Return every entry below without altering a word.
════════════════
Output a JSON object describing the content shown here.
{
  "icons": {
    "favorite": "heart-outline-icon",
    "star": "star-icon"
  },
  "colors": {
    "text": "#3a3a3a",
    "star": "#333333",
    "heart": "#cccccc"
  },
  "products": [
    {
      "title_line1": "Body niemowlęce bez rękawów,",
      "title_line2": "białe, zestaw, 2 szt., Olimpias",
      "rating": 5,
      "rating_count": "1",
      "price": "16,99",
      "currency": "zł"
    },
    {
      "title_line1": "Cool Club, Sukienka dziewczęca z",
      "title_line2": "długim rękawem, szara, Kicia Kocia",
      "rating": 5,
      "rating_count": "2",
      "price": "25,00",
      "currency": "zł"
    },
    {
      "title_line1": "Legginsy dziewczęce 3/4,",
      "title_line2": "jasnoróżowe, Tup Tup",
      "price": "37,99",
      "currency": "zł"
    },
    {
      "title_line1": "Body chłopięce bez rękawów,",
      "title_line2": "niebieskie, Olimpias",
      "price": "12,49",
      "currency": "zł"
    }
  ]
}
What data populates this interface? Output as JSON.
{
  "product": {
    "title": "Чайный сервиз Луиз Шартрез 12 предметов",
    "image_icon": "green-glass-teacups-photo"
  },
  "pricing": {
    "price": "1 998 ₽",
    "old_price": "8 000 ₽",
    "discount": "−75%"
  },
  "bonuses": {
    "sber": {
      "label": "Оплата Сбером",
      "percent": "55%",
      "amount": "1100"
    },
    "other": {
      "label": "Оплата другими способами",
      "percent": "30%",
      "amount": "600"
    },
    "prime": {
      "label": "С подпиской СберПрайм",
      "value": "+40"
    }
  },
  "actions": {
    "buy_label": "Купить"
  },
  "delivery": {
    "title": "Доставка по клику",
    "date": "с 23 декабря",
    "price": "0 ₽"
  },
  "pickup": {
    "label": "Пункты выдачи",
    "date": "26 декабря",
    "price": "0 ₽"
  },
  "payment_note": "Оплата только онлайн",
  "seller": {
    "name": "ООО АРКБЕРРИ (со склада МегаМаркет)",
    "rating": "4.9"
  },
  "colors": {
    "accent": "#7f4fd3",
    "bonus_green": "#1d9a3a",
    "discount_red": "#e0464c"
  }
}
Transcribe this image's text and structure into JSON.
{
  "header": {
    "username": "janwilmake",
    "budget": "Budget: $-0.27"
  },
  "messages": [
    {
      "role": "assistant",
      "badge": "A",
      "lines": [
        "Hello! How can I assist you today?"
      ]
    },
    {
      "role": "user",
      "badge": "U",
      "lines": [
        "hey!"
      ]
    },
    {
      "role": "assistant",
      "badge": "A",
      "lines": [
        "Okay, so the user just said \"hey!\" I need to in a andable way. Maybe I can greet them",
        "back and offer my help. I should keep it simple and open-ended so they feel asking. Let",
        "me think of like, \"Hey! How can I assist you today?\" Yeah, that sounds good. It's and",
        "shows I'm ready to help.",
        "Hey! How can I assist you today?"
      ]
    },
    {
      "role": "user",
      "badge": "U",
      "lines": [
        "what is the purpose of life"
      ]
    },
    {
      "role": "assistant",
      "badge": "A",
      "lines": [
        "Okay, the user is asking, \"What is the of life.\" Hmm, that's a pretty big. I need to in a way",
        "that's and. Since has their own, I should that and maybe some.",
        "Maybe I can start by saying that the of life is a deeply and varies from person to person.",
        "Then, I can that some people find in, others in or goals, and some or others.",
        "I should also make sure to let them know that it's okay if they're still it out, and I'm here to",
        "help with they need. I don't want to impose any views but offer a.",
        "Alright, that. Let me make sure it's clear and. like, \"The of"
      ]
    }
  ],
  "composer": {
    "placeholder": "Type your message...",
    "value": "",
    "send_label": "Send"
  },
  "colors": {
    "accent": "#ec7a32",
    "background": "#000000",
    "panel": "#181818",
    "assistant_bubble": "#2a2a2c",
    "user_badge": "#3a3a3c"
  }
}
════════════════
## Exercise solution
Output a JSON object describing the content shown here.
{
  "icons": {
    "favorite": "heart-outline-icon",
    "star": "star-icon"
  },
  "colors": {
    "text": "#3a3a3a",
    "star": "#333333",
    "heart": "#cccccc"
  },
  "products": [
    {
      "title_line1": "Body niemowlęce bez rękawów,",
      "title_line2": "białe, zestaw, 2 szt., Olimpias",
      "rating": 5,
      "rating_count": "1",
      "price": "16,99",
      "currency": "zł"
    },
    {
      "title_line1": "Cool Club, Sukienka dziewczęca z",
      "title_line2": "długim rękawem, szara, Kicia Kocia",
      "rating": 5,
      "rating_count": "2",
      "price": "25,00",
      "currency": "zł"
    },
    {
      "title_line1": "Legginsy dziewczęce 3/4,",
      "title_line2": "jasnoróżowe, Tup Tup",
      "price": "37,99",
      "currency": "zł"
    },
    {
      "title_line1": "Body chłopięce bez rękawów,",
      "title_line2": "niebieskie, Olimpias",
      "price": "12,49",
      "currency": "zł"
    }
  ]
}
What data populates this interface? Output as JSON.
{
  "product": {
    "title": "Чайный сервиз Луиз Шартрез 12 предметов",
    "image_icon": "green-glass-teacups-photo"
  },
  "pricing": {
    "price": "1 998 ₽",
    "old_price": "8 000 ₽",
    "discount": "−75%"
  },
  "bonuses": {
    "sber": {
      "label": "Оплата Сбером",
      "percent": "55%",
      "amount": "1100"
    },
    "other": {
      "label": "Оплата другими способами",
      "percent": "30%",
      "amount": "600"
    },
    "prime": {
      "label": "С подпиской СберПрайм",
      "value": "+40"
    }
  },
  "actions": {
    "buy_label": "Купить"
  },
  "delivery": {
    "title": "Доставка по клику",
    "date": "с 23 декабря",
    "price": "0 ₽"
  },
  "pickup": {
    "label": "Пункты выдачи",
    "date": "26 декабря",
    "price": "0 ₽"
  },
  "payment_note": "Оплата только онлайн",
  "seller": {
    "name": "ООО АРКБЕРРИ (со склада МегаМаркет)",
    "rating": "4.9"
  },
  "colors": {
    "accent": "#7f4fd3",
    "bonus_green": "#1d9a3a",
    "discount_red": "#e0464c"
  }
}
Transcribe this image's text and structure into JSON.
{
  "header": {
    "username": "janwilmake",
    "budget": "Budget: $-0.27"
  },
  "messages": [
    {
      "role": "assistant",
      "badge": "A",
      "lines": [
        "Hello! How can I assist you today?"
      ]
    },
    {
      "role": "user",
      "badge": "U",
      "lines": [
        "hey!"
      ]
    },
    {
      "role": "assistant",
      "badge": "A",
      "lines": [
        "Okay, so the user just said \"hey!\" I need to in a andable way. Maybe I can greet them",
        "back and offer my help. I should keep it simple and open-ended so they feel asking. Let",
        "me think of like, \"Hey! How can I assist you today?\" Yeah, that sounds good. It's and",
        "shows I'm ready to help.",
        "Hey! How can I assist you today?"
      ]
    },
    {
      "role": "user",
      "badge": "U",
      "lines": [
        "what is the purpose of life"
      ]
    },
    {
      "role": "assistant",
      "badge": "A",
      "lines": [
        "Okay, the user is asking, \"What is the of life.\" Hmm, that's a pretty big. I need to in a way",
        "that's and. Since has their own, I should that and maybe some.",
        "Maybe I can start by saying that the of life is a deeply and varies from person to person.",
        "Then, I can that some people find in, others in or goals, and some or others.",
        "I should also make sure to let them know that it's okay if they're still it out, and I'm here to",
        "help with they need. I don't want to impose any views but offer a.",
        "Alright, that. Let me make sure it's clear and. like, \"The of"
      ]
    }
  ],
  "composer": {
    "placeholder": "Type your message...",
    "value": "",
    "send_label": "Send"
  },
  "colors": {
    "accent": "#ec7a32",
    "background": "#000000",
    "panel": "#181818",
    "assistant_bubble": "#2a2a2c",
    "user_badge": "#3a3a3c"
  }
}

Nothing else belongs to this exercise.